Lessons We Can Learn From Starbucks Failure
What is it about the Starbucks failure? If anything, Starbucks is a victim of its own business success. It is a case study in what happens when a business confuses its business success with brand success.
For years, brand experts cited Starbucks as an example of a successful brand. The Starbucks brand was lauded and copied. Throwing around words like “experience” and “destination” as the Starbuck’s brand attributes. Experts even lauded the company for building such preference without advertising.
For many, it was a case study in how a brand can build preference through the strength of equities alone. Because of Starbuck’s recent business contractions, all of this seems to beg for some revisionist history. But I think it really asks for a hard and critical look at the Starbucks business from a brand perspective. (See our writings on brand perspective). What has it done right and what is it doing wrong?
Starbucks Brand Evolution
The issues surrounding a Starbucks failure provide a clinic on brand evolution and the changes that a brand must make as a category, even a changing category, moves from immature to mature. In effect, Starbucks is a victim of its own success.
In the US (not in Europe and especially not in Italy), Starbucks changed the coffee drinking habits of a nation. Americans discovered the difference between Arabica and Robusta beans. They developed a taste for a better brew than what was promised by the supermarket retailer giants of Maxwell House, Sanka, Folgers, and Chock full o’Nuts.
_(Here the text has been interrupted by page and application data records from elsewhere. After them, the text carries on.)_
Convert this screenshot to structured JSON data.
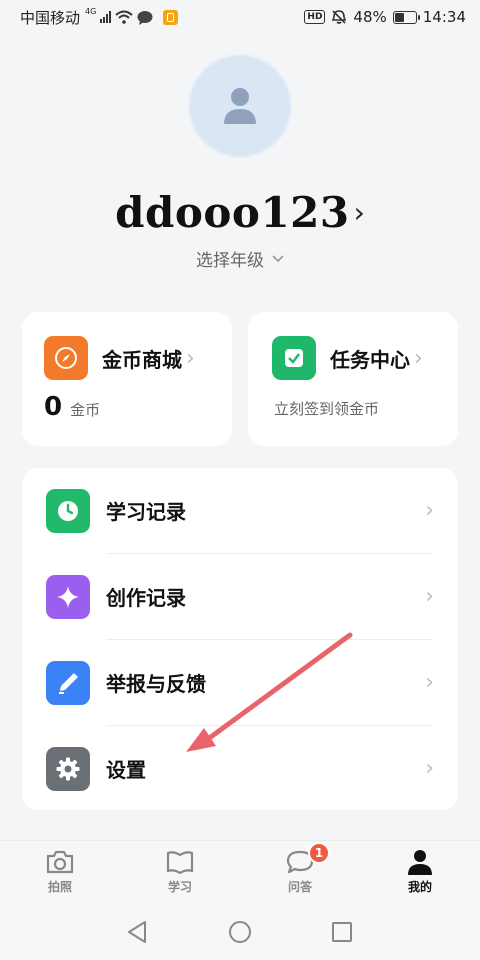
{
  "status_bar": {
    "carrier": "中国移动",
    "network": "4G",
    "hd": "HD",
    "battery_level": "48%",
    "battery_fraction": 0.48,
    "time": "14:34"
  },
  "profile": {
    "username": "ddooo123",
    "grade_selector": "选择年级"
  },
  "coin_card": {
    "title": "金币商城",
    "value": "0",
    "unit": "金币",
    "icon": "compass-icon",
    "color": "#f47a2b"
  },
  "task_card": {
    "title": "任务中心",
    "subtitle": "立刻签到领金币",
    "icon": "checkbox-icon",
    "color": "#1fb86a"
  },
  "menu": {
    "items": [
      {
        "label": "学习记录",
        "icon": "clock-icon",
        "color": "#22b96b"
      },
      {
        "label": "创作记录",
        "icon": "sparkle-icon",
        "color": "#9b5ff0"
      },
      {
        "label": "举报与反馈",
        "icon": "pen-icon",
        "color": "#3b82f6"
      },
      {
        "label": "设置",
        "icon": "gear-icon",
        "color": "#6b6f76"
      }
    ]
  },
  "tab_bar": {
    "tabs": [
      {
        "label": "拍照",
        "icon": "camera-icon"
      },
      {
        "label": "学习",
        "icon": "book-icon"
      },
      {
        "label": "问答",
        "icon": "chat-icon",
        "badge": "1"
      },
      {
        "label": "我的",
        "icon": "person-icon",
        "active": true
      }
    ]
  },
  "colors": {
    "annotation_arrow": "#e8646a",
    "badge": "#f05a3f"
  }
}
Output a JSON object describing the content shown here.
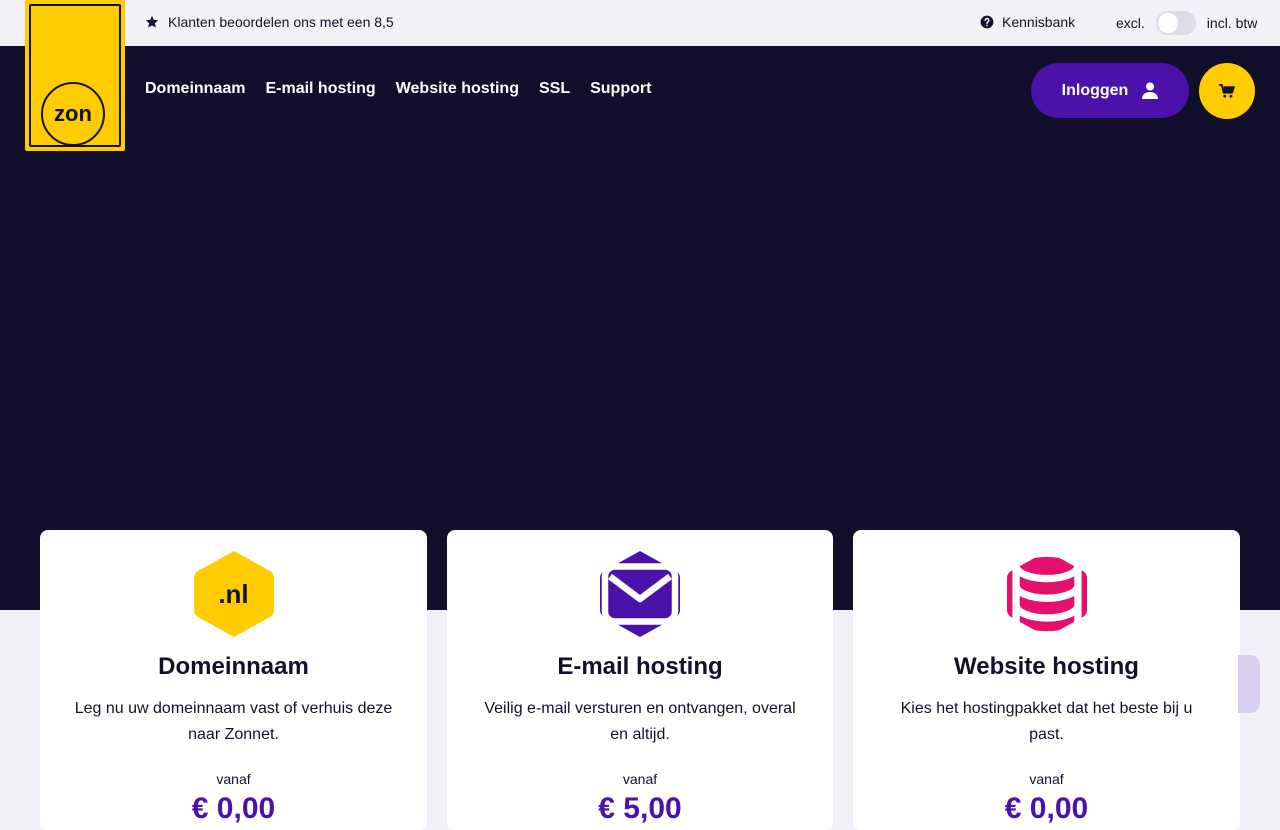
{
  "topbar": {
    "rating_text": "Klanten beoordelen ons met een 8,5",
    "kennisbank": "Kennisbank",
    "excl": "excl.",
    "incl": "incl. btw"
  },
  "logo": {
    "text": "zon"
  },
  "nav": {
    "items": [
      "Domeinnaam",
      "E-mail hosting",
      "Website hosting",
      "SSL",
      "Support"
    ]
  },
  "login": {
    "label": "Inloggen"
  },
  "colors": {
    "hero": "#110f2c",
    "accent_yellow": "#ffcc00",
    "accent_purple": "#4a12a8",
    "accent_pink": "#e5106b"
  },
  "cards": [
    {
      "title": "Domeinnaam",
      "icon_text": ".nl",
      "description": "Leg nu uw domeinnaam vast of verhuis deze naar Zonnet.",
      "vanaf": "vanaf",
      "price": "€ 0,00"
    },
    {
      "title": "E-mail hosting",
      "icon": "envelope-icon",
      "description": "Veilig e-mail versturen en ontvangen, overal en altijd.",
      "vanaf": "vanaf",
      "price": "€ 5,00"
    },
    {
      "title": "Website hosting",
      "icon": "database-icon",
      "description": "Kies het hostingpakket dat het beste bij u past.",
      "vanaf": "vanaf",
      "price": "€ 0,00"
    }
  ]
}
As we “discovered” the difference as consumers, we reveled in the “experience” of being a coffee connoisseur.
I remember the first time, years back, when I first “discovered”- through a Starbucks shop – the difference between drip coffee makers and a new French Press. It goes without saying that I had long ago abandoned the trusted percolator given me by my parents who thrived on “good to the last drop” Maxwell house.
Back in the day, you felt like an authentic coffee expert when you experienced a Starbucks. Seeking out a Starbucks, you watched baristas bag your fresh beans (because Starbucks had helped the coffee expert recognize the importance of fresh beans) and grind it to your specification.
In those days, a latte was exotic. The in-store display of beans in Starbucks showed the progression from fresh picked coffee berries to the dark roast of espresso. It helped you experience the feeling of expertise as you “bought your precious beans” from the source. Amazing to say, but the Starbucks brand has not caught up with the movement they themselves created.
While the coffee category grew, Starbucks did not. Thus, a Starbucks failure. It didn’t realize we had changed. The reason Starbucks is now failing is that we are thinking we need to abandon the “date we brought to the dance” because another date has caught our eye and seems like a better fit for who we now are.
To be fair, a few things about Starbucks have changed. It now has drive-through windows in suburban stores. That promises a new experience but is really the illusion of “fast” service and the “more convenient” ability. You can also purchase beans in pre-packaged vacuum-sealed bags and K-Kups.
The latter may deliver fresher beans, but the experience now is more akin to a supermarket. It has the same authenticity of purchasing a sweet roll, donut, scone, or specialty sandwich. We all know they are not made on site but shipped in from a warehouse along with the pre-packaged beans.
Inside the shop, Starbucks has decided eclectic is a more appealing ambience than comfortable. But there is no service unless I walk up to the counter and stand in line again. Those important anti-brand values aside, the real changes are in the customers and the brand’s lack of adaptation.
What we owe to Starbucks is a change in us the coffee-drinking customer. Starbucks taught us that, as “coffee experts” we must demand more from our coffee experience.
The key here is “more.” It means that the bar is always rising and the experience needs to, at the very least, keep up. In the best possible scenario — lead the way.
Unfortunately, Starbucks believes that means instant coffee. (As if anything could be more instant than a Keurig K-Cup maker.) Or that it means the convenience of having a Starbucks in the supermarket or at a book store (another dying category). The “experience” or expectation of “more” is lost because now Starbucks believes I want to run into my local supermarket for a cup of coffee. Buy my beans pre-packaged where I buy my Velveeta and Wonder bread.
Solving Starbucks problems requires a thoughtful and detailed process. But every brand that takes the lead in any category through innovation in product or experience will have to change adapt and continue to evolve. If it does not, pretty soon you will begin to look like Starbucks, one of the world’s largest and most successful failed brands.